◆ Problem requirements:
The entries that follow must be given again exactly, with the pictures excluded.

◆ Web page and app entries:
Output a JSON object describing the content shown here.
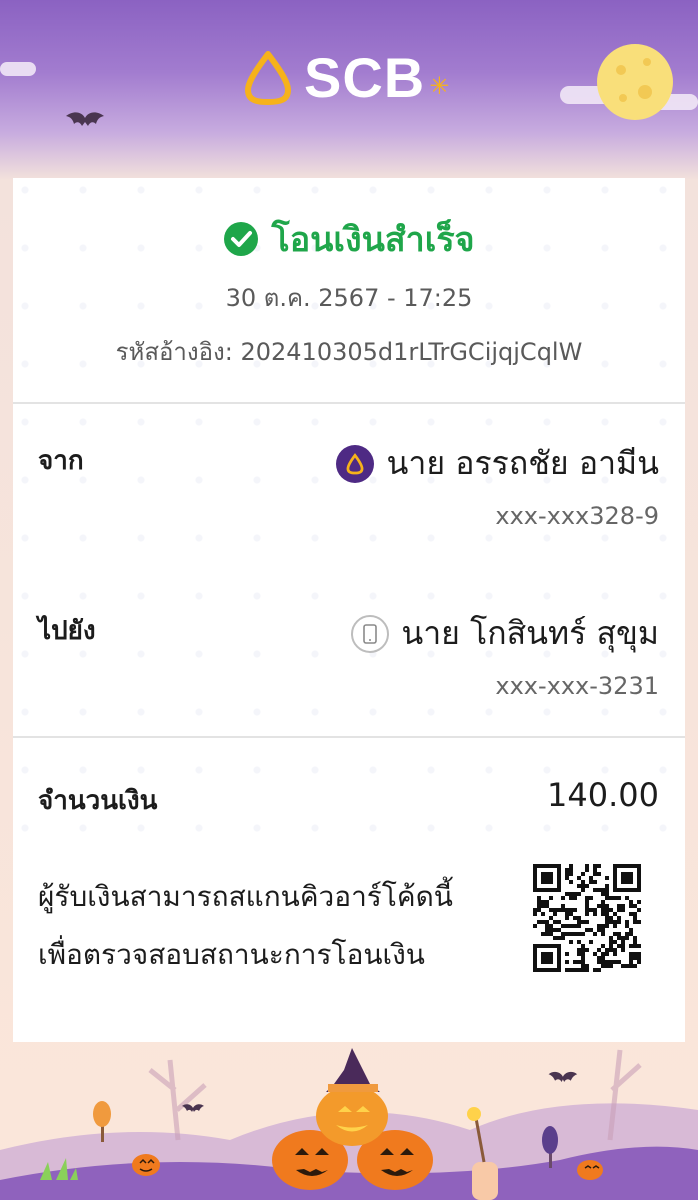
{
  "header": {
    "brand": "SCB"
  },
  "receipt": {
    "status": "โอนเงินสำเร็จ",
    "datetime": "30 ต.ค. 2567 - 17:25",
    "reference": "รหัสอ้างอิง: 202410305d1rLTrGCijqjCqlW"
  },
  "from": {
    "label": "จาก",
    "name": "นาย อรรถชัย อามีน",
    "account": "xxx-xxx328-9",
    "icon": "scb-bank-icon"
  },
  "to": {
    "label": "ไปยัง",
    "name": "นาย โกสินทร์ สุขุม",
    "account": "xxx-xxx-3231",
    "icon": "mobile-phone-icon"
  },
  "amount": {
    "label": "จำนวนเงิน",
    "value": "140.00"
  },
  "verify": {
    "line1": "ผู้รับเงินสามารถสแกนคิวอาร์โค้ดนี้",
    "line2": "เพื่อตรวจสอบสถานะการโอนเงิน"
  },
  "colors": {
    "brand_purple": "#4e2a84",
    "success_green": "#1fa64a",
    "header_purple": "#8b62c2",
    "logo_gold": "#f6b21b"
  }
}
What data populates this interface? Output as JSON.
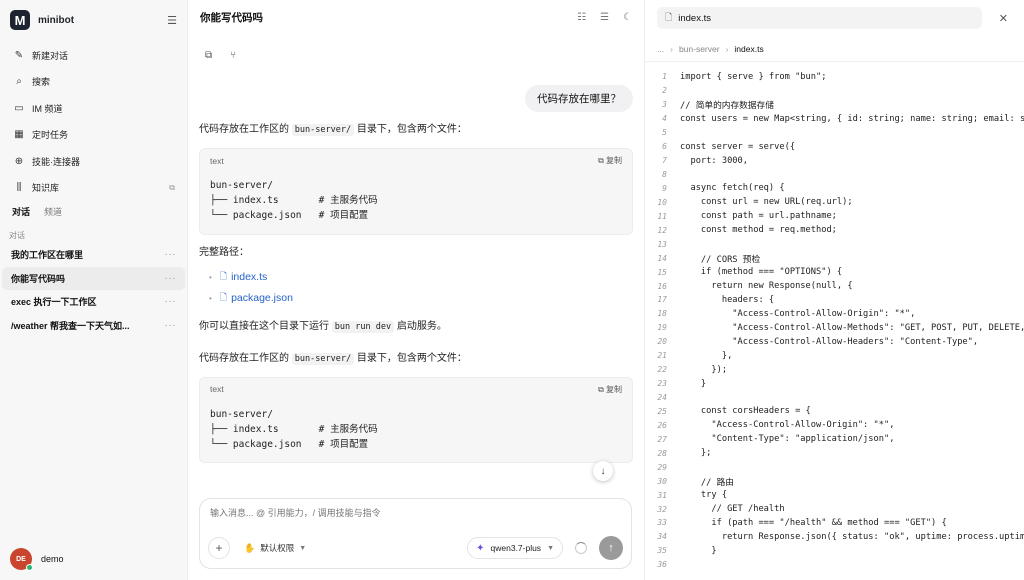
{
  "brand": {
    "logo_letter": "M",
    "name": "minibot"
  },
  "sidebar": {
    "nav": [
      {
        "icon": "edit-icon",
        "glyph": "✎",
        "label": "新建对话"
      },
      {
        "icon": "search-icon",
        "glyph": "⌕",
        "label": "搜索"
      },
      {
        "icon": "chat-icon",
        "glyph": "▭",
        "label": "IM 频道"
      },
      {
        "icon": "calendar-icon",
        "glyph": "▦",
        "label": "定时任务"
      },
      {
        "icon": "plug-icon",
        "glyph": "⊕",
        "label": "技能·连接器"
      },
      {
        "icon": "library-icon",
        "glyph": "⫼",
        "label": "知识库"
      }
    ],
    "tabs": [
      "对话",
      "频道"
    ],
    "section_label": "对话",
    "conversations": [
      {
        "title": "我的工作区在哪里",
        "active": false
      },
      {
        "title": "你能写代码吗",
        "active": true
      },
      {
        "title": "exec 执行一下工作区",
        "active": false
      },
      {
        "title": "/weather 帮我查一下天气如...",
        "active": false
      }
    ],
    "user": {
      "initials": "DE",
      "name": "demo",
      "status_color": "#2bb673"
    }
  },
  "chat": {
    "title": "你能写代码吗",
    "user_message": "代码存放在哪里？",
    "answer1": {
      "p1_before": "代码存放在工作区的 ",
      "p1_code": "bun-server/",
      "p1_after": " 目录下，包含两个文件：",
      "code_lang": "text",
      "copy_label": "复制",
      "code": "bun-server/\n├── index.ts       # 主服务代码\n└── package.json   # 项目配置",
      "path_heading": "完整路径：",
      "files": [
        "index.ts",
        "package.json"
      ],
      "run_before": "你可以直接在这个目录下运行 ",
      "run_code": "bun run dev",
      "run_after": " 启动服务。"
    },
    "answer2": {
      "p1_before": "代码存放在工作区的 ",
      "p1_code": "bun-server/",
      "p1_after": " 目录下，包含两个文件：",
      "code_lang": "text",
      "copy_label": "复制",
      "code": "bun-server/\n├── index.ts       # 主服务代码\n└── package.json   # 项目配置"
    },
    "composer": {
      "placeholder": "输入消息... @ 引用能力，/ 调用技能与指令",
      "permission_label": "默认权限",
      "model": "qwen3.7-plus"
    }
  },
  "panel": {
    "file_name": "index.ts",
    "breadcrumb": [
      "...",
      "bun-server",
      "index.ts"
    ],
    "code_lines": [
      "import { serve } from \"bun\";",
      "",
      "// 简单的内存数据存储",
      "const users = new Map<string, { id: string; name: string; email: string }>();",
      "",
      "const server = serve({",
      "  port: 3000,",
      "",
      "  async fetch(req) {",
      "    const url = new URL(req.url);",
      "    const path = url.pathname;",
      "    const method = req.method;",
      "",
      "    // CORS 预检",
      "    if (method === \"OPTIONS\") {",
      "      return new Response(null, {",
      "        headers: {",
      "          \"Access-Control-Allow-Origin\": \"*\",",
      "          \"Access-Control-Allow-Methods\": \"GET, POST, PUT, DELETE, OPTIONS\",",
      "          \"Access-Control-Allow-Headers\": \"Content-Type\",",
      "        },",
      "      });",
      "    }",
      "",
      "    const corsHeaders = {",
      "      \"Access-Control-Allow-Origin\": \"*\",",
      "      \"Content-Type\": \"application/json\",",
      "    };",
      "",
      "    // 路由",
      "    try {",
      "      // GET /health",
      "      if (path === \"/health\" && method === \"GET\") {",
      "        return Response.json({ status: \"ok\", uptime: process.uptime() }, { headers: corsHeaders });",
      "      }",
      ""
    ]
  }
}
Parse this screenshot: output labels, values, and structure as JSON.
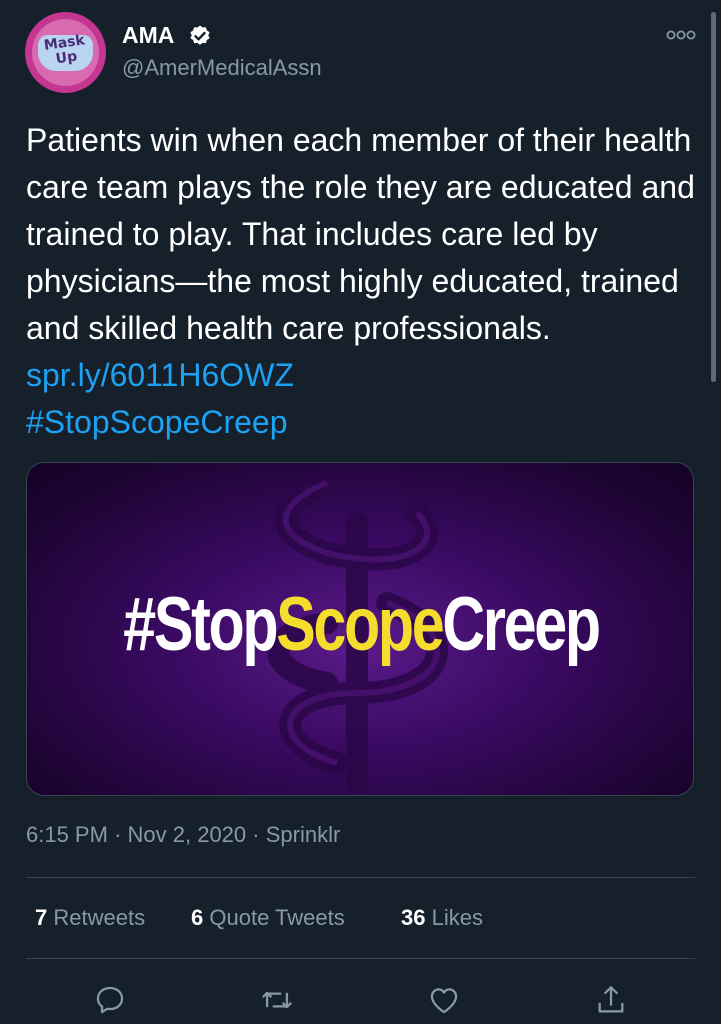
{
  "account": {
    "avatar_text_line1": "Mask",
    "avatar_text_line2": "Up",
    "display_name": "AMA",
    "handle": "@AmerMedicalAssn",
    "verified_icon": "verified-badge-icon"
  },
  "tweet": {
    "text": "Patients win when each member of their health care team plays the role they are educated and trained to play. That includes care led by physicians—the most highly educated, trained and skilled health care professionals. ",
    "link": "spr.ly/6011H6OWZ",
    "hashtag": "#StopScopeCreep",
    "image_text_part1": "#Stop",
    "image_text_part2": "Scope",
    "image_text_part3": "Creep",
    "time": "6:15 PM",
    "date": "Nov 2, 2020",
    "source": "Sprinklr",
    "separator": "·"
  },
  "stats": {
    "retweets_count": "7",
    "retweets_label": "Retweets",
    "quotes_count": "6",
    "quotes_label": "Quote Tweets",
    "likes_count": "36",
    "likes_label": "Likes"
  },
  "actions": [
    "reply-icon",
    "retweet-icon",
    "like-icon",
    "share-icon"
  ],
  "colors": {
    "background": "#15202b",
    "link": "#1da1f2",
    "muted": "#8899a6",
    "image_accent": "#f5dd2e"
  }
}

◆ Final answer:
Output a JSON object describing the content shown here.
{
  "header": {
    "brand": "SCB"
  },
  "receipt": {
    "status": "โอนเงินสำเร็จ",
    "datetime": "30 ต.ค. 2567 - 17:25",
    "reference": "รหัสอ้างอิง: 202410305d1rLTrGCijqjCqlW"
  },
  "from": {
    "label": "จาก",
    "name": "นาย อรรถชัย อามีน",
    "account": "xxx-xxx328-9",
    "icon": "scb-bank-icon"
  },
  "to": {
    "label": "ไปยัง",
    "name": "นาย โกสินทร์ สุขุม",
    "account": "xxx-xxx-3231",
    "icon": "mobile-phone-icon"
  },
  "amount": {
    "label": "จำนวนเงิน",
    "value": "140.00"
  },
  "verify": {
    "line1": "ผู้รับเงินสามารถสแกนคิวอาร์โค้ดนี้",
    "line2": "เพื่อตรวจสอบสถานะการโอนเงิน"
  },
  "colors": {
    "brand_purple": "#4e2a84",
    "success_green": "#1fa64a",
    "header_purple": "#8b62c2",
    "logo_gold": "#f6b21b"
  }
}
What data populates this interface? Output as JSON.
{
  "brand": {
    "logo_letter": "M",
    "name": "minibot"
  },
  "sidebar": {
    "nav": [
      {
        "icon": "edit-icon",
        "glyph": "✎",
        "label": "新建对话"
      },
      {
        "icon": "search-icon",
        "glyph": "⌕",
        "label": "搜索"
      },
      {
        "icon": "chat-icon",
        "glyph": "▭",
        "label": "IM 频道"
      },
      {
        "icon": "calendar-icon",
        "glyph": "▦",
        "label": "定时任务"
      },
      {
        "icon": "plug-icon",
        "glyph": "⊕",
        "label": "技能·连接器"
      },
      {
        "icon": "library-icon",
        "glyph": "⫼",
        "label": "知识库"
      }
    ],
    "tabs": [
      "对话",
      "频道"
    ],
    "section_label": "对话",
    "conversations": [
      {
        "title": "我的工作区在哪里",
        "active": false
      },
      {
        "title": "你能写代码吗",
        "active": true
      },
      {
        "title": "exec 执行一下工作区",
        "active": false
      },
      {
        "title": "/weather 帮我查一下天气如...",
        "active": false
      }
    ],
    "user": {
      "initials": "DE",
      "name": "demo",
      "status_color": "#2bb673"
    }
  },
  "chat": {
    "title": "你能写代码吗",
    "user_message": "代码存放在哪里？",
    "answer1": {
      "p1_before": "代码存放在工作区的 ",
      "p1_code": "bun-server/",
      "p1_after": " 目录下，包含两个文件：",
      "code_lang": "text",
      "copy_label": "复制",
      "code": "bun-server/\n├── index.ts       # 主服务代码\n└── package.json   # 项目配置",
      "path_heading": "完整路径：",
      "files": [
        "index.ts",
        "package.json"
      ],
      "run_before": "你可以直接在这个目录下运行 ",
      "run_code": "bun run dev",
      "run_after": " 启动服务。"
    },
    "answer2": {
      "p1_before": "代码存放在工作区的 ",
      "p1_code": "bun-server/",
      "p1_after": " 目录下，包含两个文件：",
      "code_lang": "text",
      "copy_label": "复制",
      "code": "bun-server/\n├── index.ts       # 主服务代码\n└── package.json   # 项目配置"
    },
    "composer": {
      "placeholder": "输入消息... @ 引用能力，/ 调用技能与指令",
      "permission_label": "默认权限",
      "model": "qwen3.7-plus"
    }
  },
  "panel": {
    "file_name": "index.ts",
    "breadcrumb": [
      "...",
      "bun-server",
      "index.ts"
    ],
    "code_lines": [
      "import { serve } from \"bun\";",
      "",
      "// 简单的内存数据存储",
      "const users = new Map<string, { id: string; name: string; email: string }>();",
      "",
      "const server = serve({",
      "  port: 3000,",
      "",
      "  async fetch(req) {",
      "    const url = new URL(req.url);",
      "    const path = url.pathname;",
      "    const method = req.method;",
      "",
      "    // CORS 预检",
      "    if (method === \"OPTIONS\") {",
      "      return new Response(null, {",
      "        headers: {",
      "          \"Access-Control-Allow-Origin\": \"*\",",
      "          \"Access-Control-Allow-Methods\": \"GET, POST, PUT, DELETE, OPTIONS\",",
      "          \"Access-Control-Allow-Headers\": \"Content-Type\",",
      "        },",
      "      });",
      "    }",
      "",
      "    const corsHeaders = {",
      "      \"Access-Control-Allow-Origin\": \"*\",",
      "      \"Content-Type\": \"application/json\",",
      "    };",
      "",
      "    // 路由",
      "    try {",
      "      // GET /health",
      "      if (path === \"/health\" && method === \"GET\") {",
      "        return Response.json({ status: \"ok\", uptime: process.uptime() }, { headers: corsHeaders });",
      "      }",
      ""
    ]
  }
}
Parse this screenshot: output labels, values, and structure as JSON.
{
  "account": {
    "avatar_text_line1": "Mask",
    "avatar_text_line2": "Up",
    "display_name": "AMA",
    "handle": "@AmerMedicalAssn",
    "verified_icon": "verified-badge-icon"
  },
  "tweet": {
    "text": "Patients win when each member of their health care team plays the role they are educated and trained to play. That includes care led by physicians—the most highly educated, trained and skilled health care professionals. ",
    "link": "spr.ly/6011H6OWZ",
    "hashtag": "#StopScopeCreep",
    "image_text_part1": "#Stop",
    "image_text_part2": "Scope",
    "image_text_part3": "Creep",
    "time": "6:15 PM",
    "date": "Nov 2, 2020",
    "source": "Sprinklr",
    "separator": "·"
  },
  "stats": {
    "retweets_count": "7",
    "retweets_label": "Retweets",
    "quotes_count": "6",
    "quotes_label": "Quote Tweets",
    "likes_count": "36",
    "likes_label": "Likes"
  },
  "actions": [
    "reply-icon",
    "retweet-icon",
    "like-icon",
    "share-icon"
  ],
  "colors": {
    "background": "#15202b",
    "link": "#1da1f2",
    "muted": "#8899a6",
    "image_accent": "#f5dd2e"
  }
}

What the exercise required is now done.